TLO and TLO 2

for Universal Display Corporation 

2010 / 2014


While looking at some transparent OLED samples UDC researchers were testing, I noticed something interesting - when overlapped the colors combined in an additive manner: red and green produced yellow, red and blue produced magenta, overlapping red, green, and blue produced white. 

Typical transparent colored materials, such as colored gels, are transmissive, and combine colors in a subtractive manner, so overlapping red, green and blue would block all light and become black. However, OLED panels are emissive, so colors passing through multiple panels combine additively, which was unexpected and quite beautiful. This is also precisely how white OLED lighting panels are produced, as the red, green, and blue emissive molecules are the same as those used in a white OLED panel. 

Design Brief

Create a sculptural object using red, green, and blue transparent OLED lighting panels. Structure it in such a way that at various angles different combinations of overlapping colors can be seen including all three colors combining to produce white. This would serve as an intuitive demonstration of how a white OLED panel is created.  


The first idea for what became the TLO was to create a faceted Tiffany-style lamp using transparent OLED panels. Various study models were made from paper, ultimately leading to a more free-from design, where the lamp could be folded and twisted to make the panels visually overlap.  

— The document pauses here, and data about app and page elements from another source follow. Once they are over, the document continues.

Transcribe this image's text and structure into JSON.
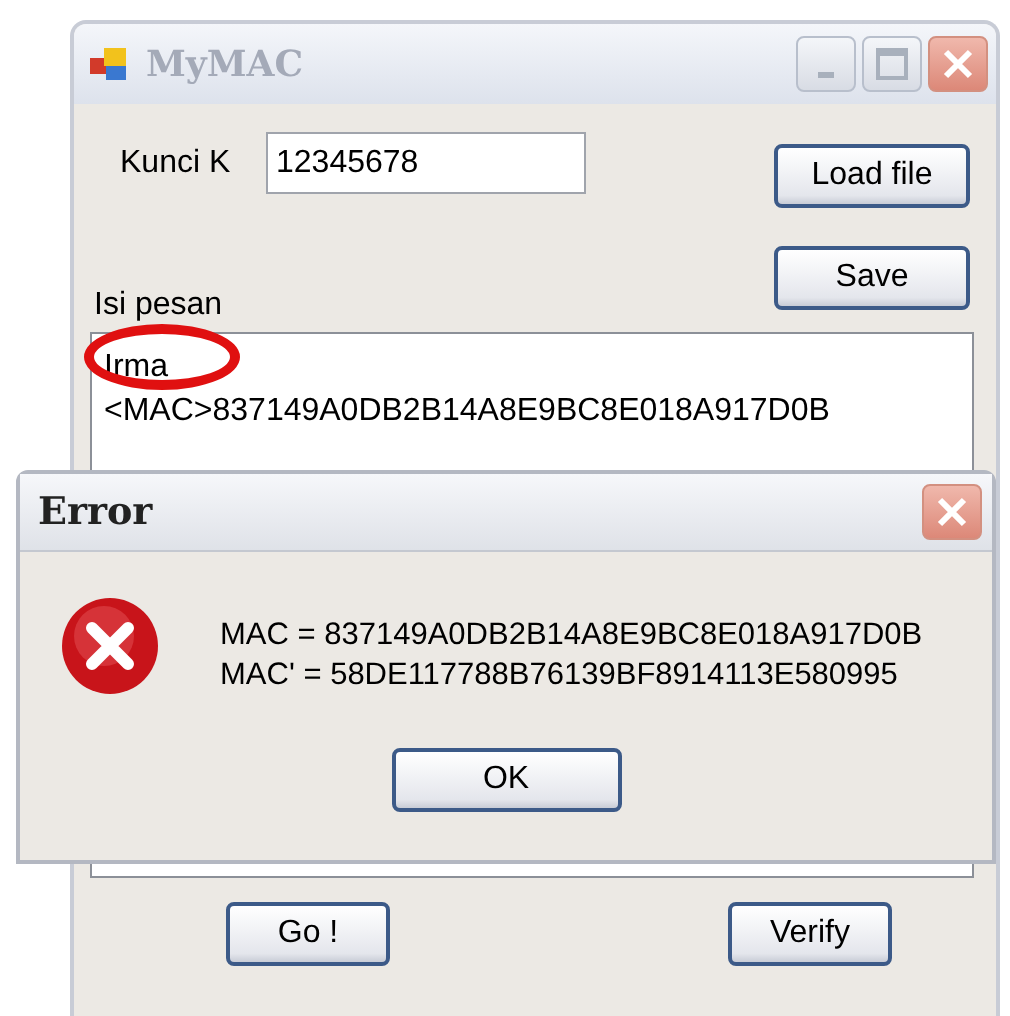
{
  "main_window": {
    "title": "MyMAC",
    "key_label": "Kunci K",
    "key_value": "12345678",
    "side_buttons": [
      "Load file",
      "Save"
    ],
    "message_label": "Isi pesan",
    "message_lines": [
      "Irma",
      "<MAC>837149A0DB2B14A8E9BC8E018A917D0B"
    ],
    "bottom_buttons": [
      "Go !",
      "Verify"
    ]
  },
  "error_dialog": {
    "title": "Error",
    "lines": [
      "MAC = 837149A0DB2B14A8E9BC8E018A917D0B",
      "MAC' = 58DE117788B76139BF8914113E580995"
    ],
    "button": "OK"
  }
}
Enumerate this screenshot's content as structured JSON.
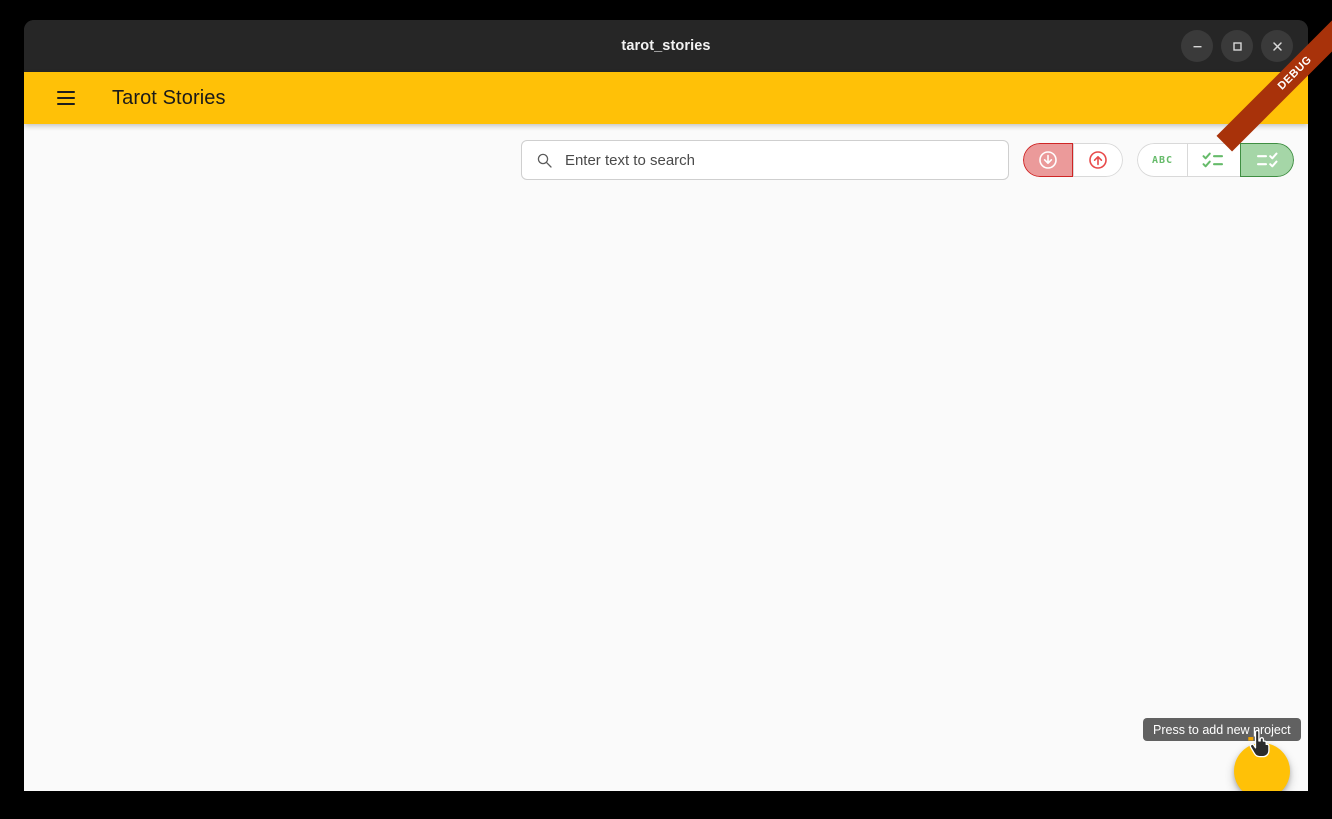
{
  "window": {
    "title": "tarot_stories",
    "controls": [
      {
        "name": "minimize",
        "label": "–",
        "icon": "minimize-icon"
      },
      {
        "name": "maximize",
        "label": "□",
        "icon": "maximize-icon"
      },
      {
        "name": "close",
        "label": "✕",
        "icon": "close-icon"
      }
    ]
  },
  "appbar": {
    "menu_icon": "hamburger-menu-icon",
    "title": "Tarot Stories",
    "background_color": "#FFC107"
  },
  "debug_ribbon": {
    "label": "DEBUG",
    "color": "#a8320a"
  },
  "search": {
    "icon": "search-icon",
    "value": "",
    "placeholder": "Enter text to search"
  },
  "toolbar": {
    "transfer_group": {
      "accent_color": "#cf2525",
      "buttons": [
        {
          "name": "download-button",
          "icon": "arrow-down-circle-icon",
          "selected": true
        },
        {
          "name": "upload-button",
          "icon": "arrow-up-circle-icon",
          "selected": false
        }
      ]
    },
    "sort_group": {
      "accent_color": "#3f8e42",
      "buttons": [
        {
          "name": "sort-alphabetical-button",
          "icon": "abc-icon",
          "label": "ABC",
          "selected": false
        },
        {
          "name": "sort-checked-first-button",
          "icon": "checklist-left-icon",
          "selected": false
        },
        {
          "name": "sort-checked-last-button",
          "icon": "checklist-right-icon",
          "selected": true
        }
      ]
    }
  },
  "fab": {
    "icon": "add-project-icon",
    "tooltip": "Press to add new project",
    "color": "#FFC107"
  },
  "content": {
    "background_color": "#FAFAFA",
    "empty_state_text": ""
  }
}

The TLO (Triangle Light Object or Trans- parent Light Origami) is made from 16 triangular lighting panels. Each panel is connected to the next with a friction hinge allowing the structure to be folded and bent into an endless variety of shapes. 

The original (2010) TLO had a 3D-printed steel frame, painted black, with friction-hinges integrated into the frame. Each triangular panel was one quarter of a 6-inch square. 

Later, in 2013, a new, bigger version of the TLO was designed where each triangle was only half of a 6-inch square, allowing for more transparency through the structure. In place of the metal frame, the panels were connected panel-to-panel with small machined-steel hinges that clamped onto the sides of the glass panels. This version didn’t have the mechanical strength to support itself so was designed as a hanging lamp 

The original TLO was featured in Frame Magazine, Wired UK, and the book LUX: Lamps and Lights. 


Stop Motion Video - Original TLO

Original TLO  

Original TLO  

Original TLO  

TLO  2

TLO  2

Transparent OLED Test Panels

Transparent OLED Test Panels

Paper Study Models

Paper Study Model

3D Printed Steel Frame Prototype - Original TLO

2 Panel Prototype

Assembly - Original TLO

Solidworks Rendering - Original TLO